I dissected the article and had to dismiss it as panicky nonsense. It for example mentioned the rapid spread (in Wuhan) as an argument but Wuhan is nowhere near the sea and everything that was ascribed to marine spray could much more easily be explained through asymptomatic spread. The existence of the latter was not even mentioned in the item. I did not expect the virus to be able to play a big role in the marine environment on the basis of my very limited knowledge in this area.
Just now, I spotted an article written by Kristen Kusek, who I know from my time in Florida. She is now the communications director at the place where we both were into marine science, while she also pursued journalism at the Poynter Institute a bit further down the road.

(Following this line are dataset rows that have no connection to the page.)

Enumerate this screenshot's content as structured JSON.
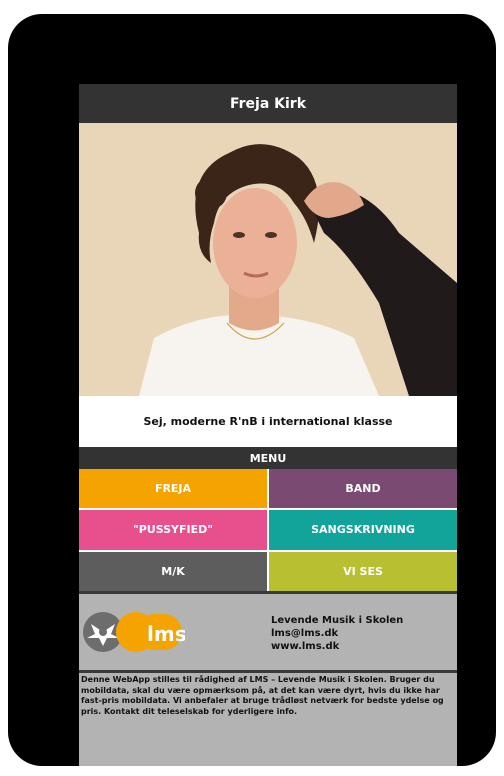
{
  "app": {
    "title": "Freja Kirk"
  },
  "hero": {
    "tagline": "Sej, moderne R'nB i international klasse"
  },
  "menu": {
    "header": "MENU",
    "items": [
      {
        "label": "FREJA",
        "color": "#f5a300"
      },
      {
        "label": "BAND",
        "color": "#7b4a72"
      },
      {
        "label": "\"PUSSYFIED\"",
        "color": "#e8508d"
      },
      {
        "label": "SANGSKRIVNING",
        "color": "#12a39a"
      },
      {
        "label": "M/K",
        "color": "#5d5d5d"
      },
      {
        "label": "VI SES",
        "color": "#b8c031"
      }
    ]
  },
  "footer": {
    "logo_text": "LMS",
    "contact": {
      "name": "Levende Musik i Skolen",
      "email": "lms@lms.dk",
      "website": "www.lms.dk"
    },
    "disclaimer": "Denne WebApp stilles til rådighed af LMS – Levende Musik i Skolen. Bruger du mobildata, skal du være opmærksom på, at det kan være dyrt, hvis du ikke har fast-pris mobildata. Vi anbefaler at bruge trådløst netværk for bedste ydelse og pris. Kontakt dit teleselskab for yderligere info."
  },
  "colors": {
    "bar": "#333333",
    "footer_bg": "#b3b3b3",
    "logo_orange": "#f5a300",
    "logo_gray": "#6d6d6d"
  }
}
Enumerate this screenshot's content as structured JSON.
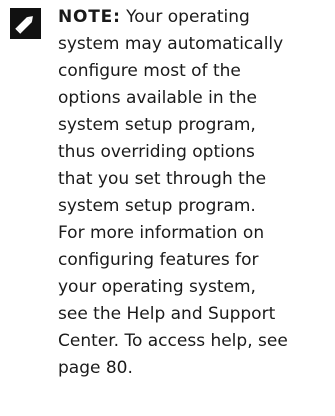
{
  "note": {
    "icon": "pencil-note-icon",
    "label": "NOTE:",
    "lines": [
      " Your operating",
      "system may automatically",
      "configure most of the",
      "options available in the",
      "system setup program,",
      "thus overriding options",
      "that you set through the",
      "system setup program.",
      "For more information on",
      "configuring features for",
      "your operating system,",
      "see the Help and Support",
      "Center. To access help, see",
      "page 80."
    ]
  }
}
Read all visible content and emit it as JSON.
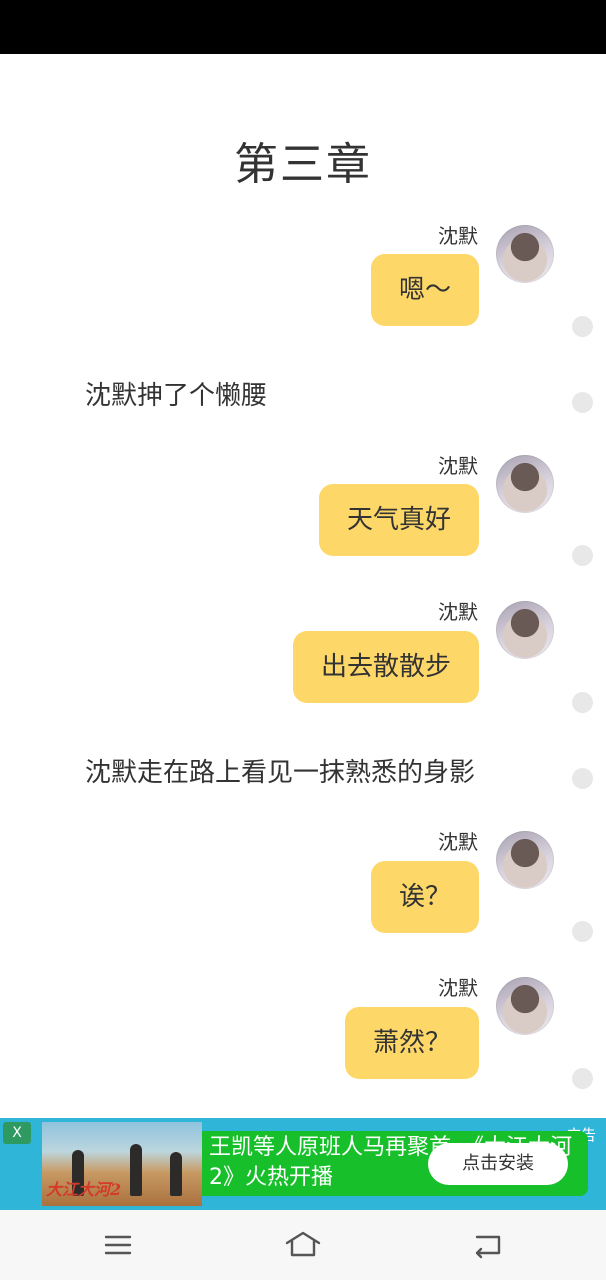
{
  "chapter": {
    "title": "第三章"
  },
  "messages": [
    {
      "type": "chat",
      "name": "沈默",
      "text": "嗯～"
    },
    {
      "type": "narration",
      "text": "沈默抻了个懒腰"
    },
    {
      "type": "chat",
      "name": "沈默",
      "text": "天气真好"
    },
    {
      "type": "chat",
      "name": "沈默",
      "text": "出去散散步"
    },
    {
      "type": "narration",
      "text": "沈默走在路上看见一抹熟悉的身影"
    },
    {
      "type": "chat",
      "name": "沈默",
      "text": "诶？"
    },
    {
      "type": "chat",
      "name": "沈默",
      "text": "萧然？"
    }
  ],
  "ad": {
    "label": "广告",
    "close": "X",
    "image_caption": "大江大河2",
    "headline": "王凯等人原班人马再聚首，《大江大河2》火热开播",
    "button": "点击安装",
    "colors": {
      "background": "#2fb5d8",
      "text_block": "#17c02a"
    }
  },
  "navbar": {
    "icons": [
      "menu-icon",
      "home-icon",
      "back-icon"
    ]
  },
  "colors": {
    "bubble": "#fdd869",
    "dot": "#e8e8e8"
  }
}
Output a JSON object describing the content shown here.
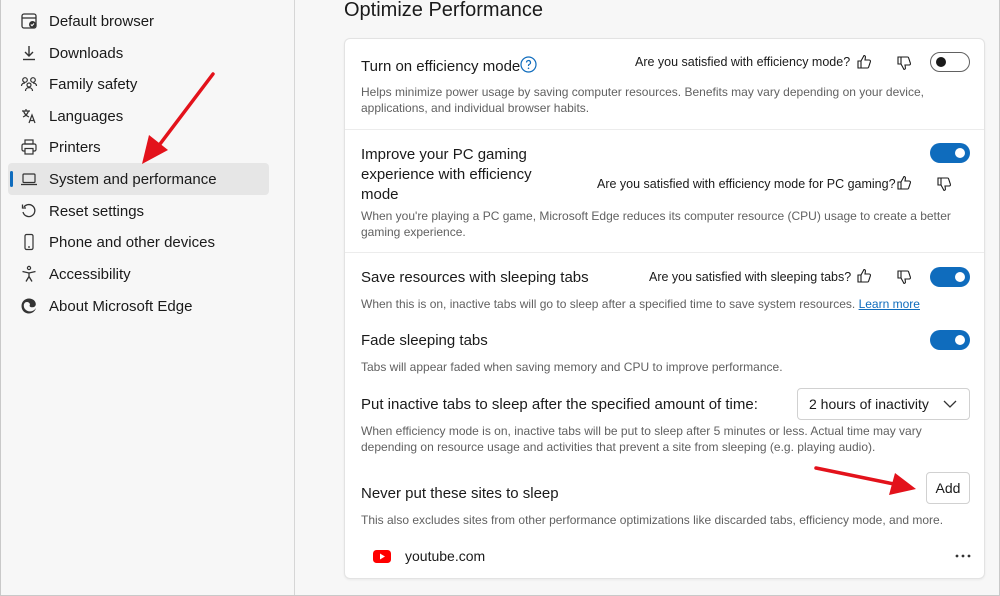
{
  "sidebar": {
    "items": [
      {
        "label": "Default browser",
        "icon": "default-browser-icon"
      },
      {
        "label": "Downloads",
        "icon": "download-icon"
      },
      {
        "label": "Family safety",
        "icon": "family-icon"
      },
      {
        "label": "Languages",
        "icon": "languages-icon"
      },
      {
        "label": "Printers",
        "icon": "printer-icon"
      },
      {
        "label": "System and performance",
        "icon": "laptop-icon",
        "active": true
      },
      {
        "label": "Reset settings",
        "icon": "reset-icon"
      },
      {
        "label": "Phone and other devices",
        "icon": "phone-icon"
      },
      {
        "label": "Accessibility",
        "icon": "accessibility-icon"
      },
      {
        "label": "About Microsoft Edge",
        "icon": "edge-logo-icon"
      }
    ]
  },
  "main": {
    "title": "Optimize Performance",
    "efficiency": {
      "title": "Turn on efficiency mode",
      "feedback": "Are you satisfied with efficiency mode?",
      "desc": "Helps minimize power usage by saving computer resources. Benefits may vary depending on your device, applications, and individual browser habits.",
      "enabled": false
    },
    "gaming": {
      "title": "Improve your PC gaming experience with efficiency mode",
      "feedback": "Are you satisfied with efficiency mode for PC gaming?",
      "desc": "When you're playing a PC game, Microsoft Edge reduces its computer resource (CPU) usage to create a better gaming experience.",
      "enabled": true
    },
    "sleeping": {
      "title": "Save resources with sleeping tabs",
      "feedback": "Are you satisfied with sleeping tabs?",
      "desc": "When this is on, inactive tabs will go to sleep after a specified time to save system resources.",
      "link": "Learn more",
      "enabled": true
    },
    "fade": {
      "title": "Fade sleeping tabs",
      "desc": "Tabs will appear faded when saving memory and CPU to improve performance.",
      "enabled": true
    },
    "inactive": {
      "title": "Put inactive tabs to sleep after the specified amount of time:",
      "selected": "2 hours of inactivity",
      "desc": "When efficiency mode is on, inactive tabs will be put to sleep after 5 minutes or less. Actual time may vary depending on resource usage and activities that prevent a site from sleeping (e.g. playing audio)."
    },
    "never": {
      "title": "Never put these sites to sleep",
      "button": "Add",
      "desc": "This also excludes sites from other performance optimizations like discarded tabs, efficiency mode, and more.",
      "sites": [
        "youtube.com"
      ]
    }
  },
  "colors": {
    "accent": "#0f6cbd",
    "annotation_arrow": "#e3121b",
    "youtube_red": "#ff0000"
  }
}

USF’s College of Marine Science has started the first American program to look at the virus in wastewater. I had earlier heard about the virus having been detected in sewage in, I think, Venice.
It is very important to keep in mind that the virus having been detected waste water (or anything else) DOES NOT MEAN THAT YOU CAN CATCH COVID-19 from it.
It was time for a quick update.
I found this:
At first glance, this seems to confirm my assessment. Good.
Here is more on the topic:
As I live in an island city, with a stormwater sewage overflow to the east of us and a (treated) sewage outlet slightly to the east of that, along the seashore, such questions have local relevance. So far, nothing to worry about.
(Please note that this does not mean that the situation will stay this way, but at this point, there is nothing to indicate that it won’t. That’s okay. We have plenty on our plate as it is.)